**WORK INSTRUCTION:**
Copy out, from the entries below, each line that holds the string "gonna".

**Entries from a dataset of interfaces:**
○ ○ ○ ○ ○
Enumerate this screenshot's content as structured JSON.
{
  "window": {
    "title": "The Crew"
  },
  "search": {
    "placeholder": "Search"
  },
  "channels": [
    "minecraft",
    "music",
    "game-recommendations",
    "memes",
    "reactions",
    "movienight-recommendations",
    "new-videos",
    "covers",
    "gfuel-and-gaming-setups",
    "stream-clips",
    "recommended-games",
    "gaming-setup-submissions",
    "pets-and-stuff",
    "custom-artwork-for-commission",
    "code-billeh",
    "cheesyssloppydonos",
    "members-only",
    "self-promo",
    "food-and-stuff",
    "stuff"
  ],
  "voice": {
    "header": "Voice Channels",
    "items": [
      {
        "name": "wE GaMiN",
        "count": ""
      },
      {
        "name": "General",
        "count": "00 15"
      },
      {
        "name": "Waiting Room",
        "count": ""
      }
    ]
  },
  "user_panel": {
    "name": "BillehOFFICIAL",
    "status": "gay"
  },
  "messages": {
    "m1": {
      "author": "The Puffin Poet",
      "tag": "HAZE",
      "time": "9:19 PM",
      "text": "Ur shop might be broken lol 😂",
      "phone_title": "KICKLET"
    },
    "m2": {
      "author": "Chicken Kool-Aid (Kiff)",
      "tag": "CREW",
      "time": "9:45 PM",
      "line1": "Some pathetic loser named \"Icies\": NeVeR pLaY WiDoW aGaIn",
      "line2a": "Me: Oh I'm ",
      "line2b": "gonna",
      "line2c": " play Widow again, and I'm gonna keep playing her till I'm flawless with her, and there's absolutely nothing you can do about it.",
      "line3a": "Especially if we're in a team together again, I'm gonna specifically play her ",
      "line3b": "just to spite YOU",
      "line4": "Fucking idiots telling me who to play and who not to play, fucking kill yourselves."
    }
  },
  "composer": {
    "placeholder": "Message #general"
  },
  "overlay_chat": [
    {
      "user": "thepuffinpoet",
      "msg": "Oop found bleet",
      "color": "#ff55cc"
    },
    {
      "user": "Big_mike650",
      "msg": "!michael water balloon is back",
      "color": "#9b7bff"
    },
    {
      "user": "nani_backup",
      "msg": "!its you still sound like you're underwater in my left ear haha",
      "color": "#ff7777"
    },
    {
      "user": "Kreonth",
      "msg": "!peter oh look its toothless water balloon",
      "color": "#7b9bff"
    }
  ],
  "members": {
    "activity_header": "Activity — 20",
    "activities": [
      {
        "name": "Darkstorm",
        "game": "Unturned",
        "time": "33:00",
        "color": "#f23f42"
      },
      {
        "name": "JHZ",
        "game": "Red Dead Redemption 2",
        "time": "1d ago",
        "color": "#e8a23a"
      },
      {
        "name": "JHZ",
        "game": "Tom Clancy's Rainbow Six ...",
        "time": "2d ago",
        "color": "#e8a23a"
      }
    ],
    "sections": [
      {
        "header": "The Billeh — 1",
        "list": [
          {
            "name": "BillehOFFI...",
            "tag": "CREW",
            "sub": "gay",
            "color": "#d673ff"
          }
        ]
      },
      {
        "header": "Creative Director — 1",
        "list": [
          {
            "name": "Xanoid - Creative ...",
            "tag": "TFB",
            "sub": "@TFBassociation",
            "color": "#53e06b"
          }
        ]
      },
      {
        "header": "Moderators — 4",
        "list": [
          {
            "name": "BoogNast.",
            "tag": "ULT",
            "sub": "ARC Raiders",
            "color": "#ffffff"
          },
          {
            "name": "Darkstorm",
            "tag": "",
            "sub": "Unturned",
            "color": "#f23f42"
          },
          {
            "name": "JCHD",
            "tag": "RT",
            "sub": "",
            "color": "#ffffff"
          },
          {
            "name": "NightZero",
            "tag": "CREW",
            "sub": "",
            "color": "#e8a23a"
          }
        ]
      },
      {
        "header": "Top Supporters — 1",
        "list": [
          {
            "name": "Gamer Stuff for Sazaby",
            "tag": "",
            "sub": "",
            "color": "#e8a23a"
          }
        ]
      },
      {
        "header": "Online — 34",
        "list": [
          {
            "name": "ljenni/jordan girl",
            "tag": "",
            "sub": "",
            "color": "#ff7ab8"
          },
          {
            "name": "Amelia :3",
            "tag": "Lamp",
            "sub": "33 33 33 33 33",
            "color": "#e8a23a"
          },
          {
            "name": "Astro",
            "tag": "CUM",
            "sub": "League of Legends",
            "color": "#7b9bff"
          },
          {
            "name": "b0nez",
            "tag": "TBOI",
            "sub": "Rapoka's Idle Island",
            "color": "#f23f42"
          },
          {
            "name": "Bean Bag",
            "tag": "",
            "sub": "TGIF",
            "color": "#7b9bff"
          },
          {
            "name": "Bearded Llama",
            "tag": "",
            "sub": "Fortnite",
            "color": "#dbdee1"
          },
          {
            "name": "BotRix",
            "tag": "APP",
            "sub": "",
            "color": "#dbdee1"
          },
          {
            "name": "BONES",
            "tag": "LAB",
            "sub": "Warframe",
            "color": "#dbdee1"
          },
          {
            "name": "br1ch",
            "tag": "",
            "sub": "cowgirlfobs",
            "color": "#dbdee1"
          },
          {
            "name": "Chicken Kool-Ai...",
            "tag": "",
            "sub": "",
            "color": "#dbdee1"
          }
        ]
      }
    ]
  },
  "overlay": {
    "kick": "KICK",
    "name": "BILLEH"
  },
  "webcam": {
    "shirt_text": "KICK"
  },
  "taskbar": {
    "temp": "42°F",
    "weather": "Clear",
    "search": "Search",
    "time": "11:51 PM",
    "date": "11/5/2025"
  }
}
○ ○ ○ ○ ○
**WRITTEN RESPONSE:**
      "line2b": "gonna",
      "line2c": " play Widow again, and I'm gonna keep playing her till I'm flawless with her, and there's absolutely nothing you can do about it.",
      "line3a": "Especially if we're in a team together again, I'm gonna specifically play her ",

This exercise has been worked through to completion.